So far, McCrory has declined to release the information about how he's earned his money working for consulting and law firms since he ran unsuccessfully for governor in 2008
Critics suggest the former Charlotte mayor has had a cozy relationship with large corporations, but McCrory told Stogner in the April interview that he's only interested in shielding his clients.
"I've released all the information that's required by North Carolina law, and I am proud of that," he said in April.
McCrory has stuck with that position despite pressure to say more from liberal groups like Progress NC.
"He wants to go around saying he wants to bring sunshine and transparency to state government, but he won't really want to talk anything about what he's been doing for a living for the past four years," offered Gerrick Brenner with Progress NC.
That's not exactly true. Just two days ago, at a business roundtable in Cary, McCrory did talk a little about his life outside public office.
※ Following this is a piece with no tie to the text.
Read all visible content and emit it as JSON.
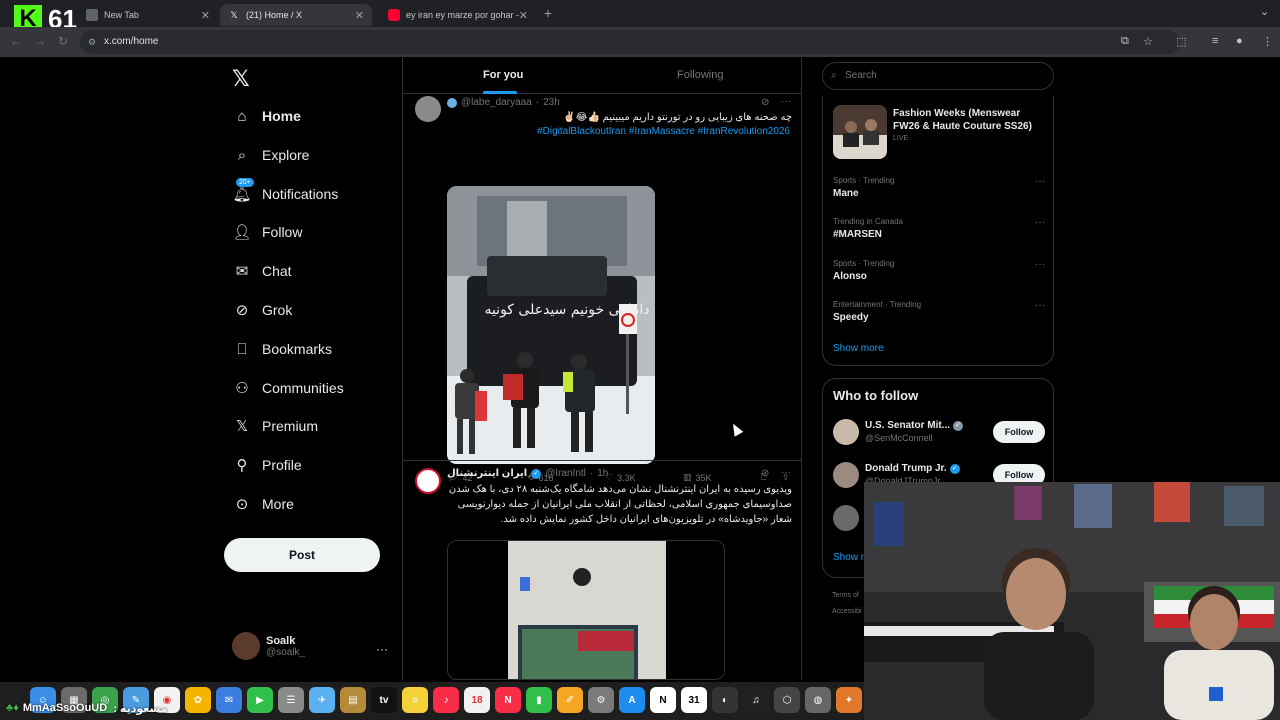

"I'm on the board of trustees at Cawtaba College, so I understand the issues," he told the group.
"I know from my experience with business [that] entrepreneurs go where the capital is," he said. "I know this as director of training for Duke."
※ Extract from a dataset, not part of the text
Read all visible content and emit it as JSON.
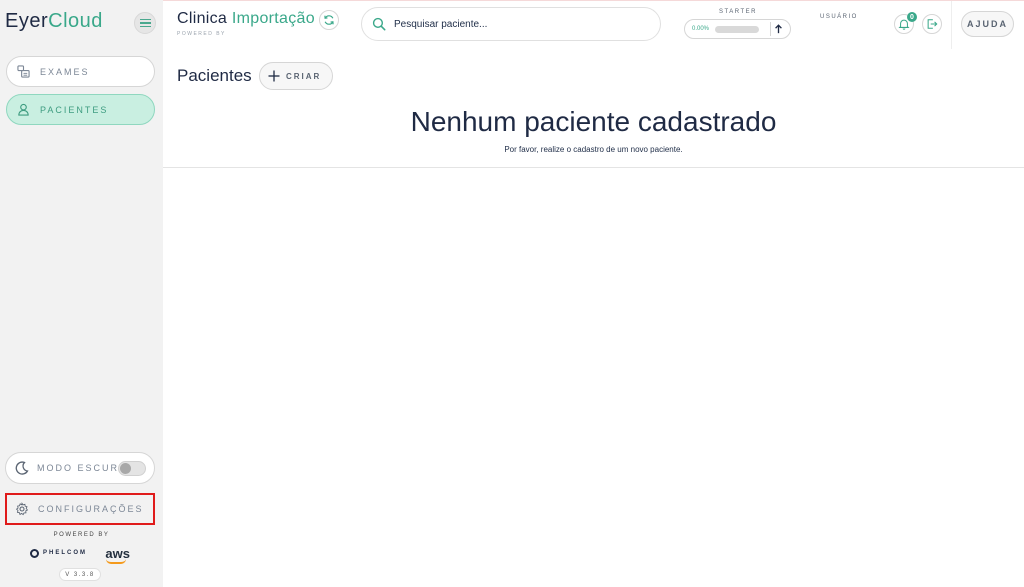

But critics like Brenner say voters would get a clearer picture if McCrory released his returns.
McCrory wouldn't answer questions from ABC11 Friday. Instead, his staffers turned the transparency issue back on his Democratic opponent Lt. Gov. Walter Dalton.
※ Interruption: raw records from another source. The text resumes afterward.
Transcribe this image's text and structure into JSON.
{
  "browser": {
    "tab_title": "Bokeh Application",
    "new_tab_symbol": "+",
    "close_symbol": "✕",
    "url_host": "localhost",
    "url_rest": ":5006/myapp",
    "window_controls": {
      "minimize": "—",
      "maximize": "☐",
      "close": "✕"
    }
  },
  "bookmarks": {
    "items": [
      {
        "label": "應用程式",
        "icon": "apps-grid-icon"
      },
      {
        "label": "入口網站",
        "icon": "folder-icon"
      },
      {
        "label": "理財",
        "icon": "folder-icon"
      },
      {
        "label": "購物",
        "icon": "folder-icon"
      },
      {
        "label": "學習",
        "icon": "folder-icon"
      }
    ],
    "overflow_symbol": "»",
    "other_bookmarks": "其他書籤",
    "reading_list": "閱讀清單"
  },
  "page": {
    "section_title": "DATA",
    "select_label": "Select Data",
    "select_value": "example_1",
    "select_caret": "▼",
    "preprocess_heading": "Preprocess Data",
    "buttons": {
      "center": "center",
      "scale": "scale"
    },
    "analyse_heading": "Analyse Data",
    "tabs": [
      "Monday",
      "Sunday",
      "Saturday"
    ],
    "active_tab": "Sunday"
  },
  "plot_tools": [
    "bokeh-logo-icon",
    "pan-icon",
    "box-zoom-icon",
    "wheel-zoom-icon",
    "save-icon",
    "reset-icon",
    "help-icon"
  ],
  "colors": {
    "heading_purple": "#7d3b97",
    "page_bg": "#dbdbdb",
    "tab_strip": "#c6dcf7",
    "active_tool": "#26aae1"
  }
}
Unlike McCrory, Dalton hasn't released his travel records, and McCrory's staff pointed to the travel scandals that have dogged current Governor Beverly Perdue and her predecessor Mike Easley.
Dalton told us he intends to release the records, but it's taking the state a while to compile them.
(Editor's note: Gerrick Brenner is a former ABC11 reporter who left the station in 2010)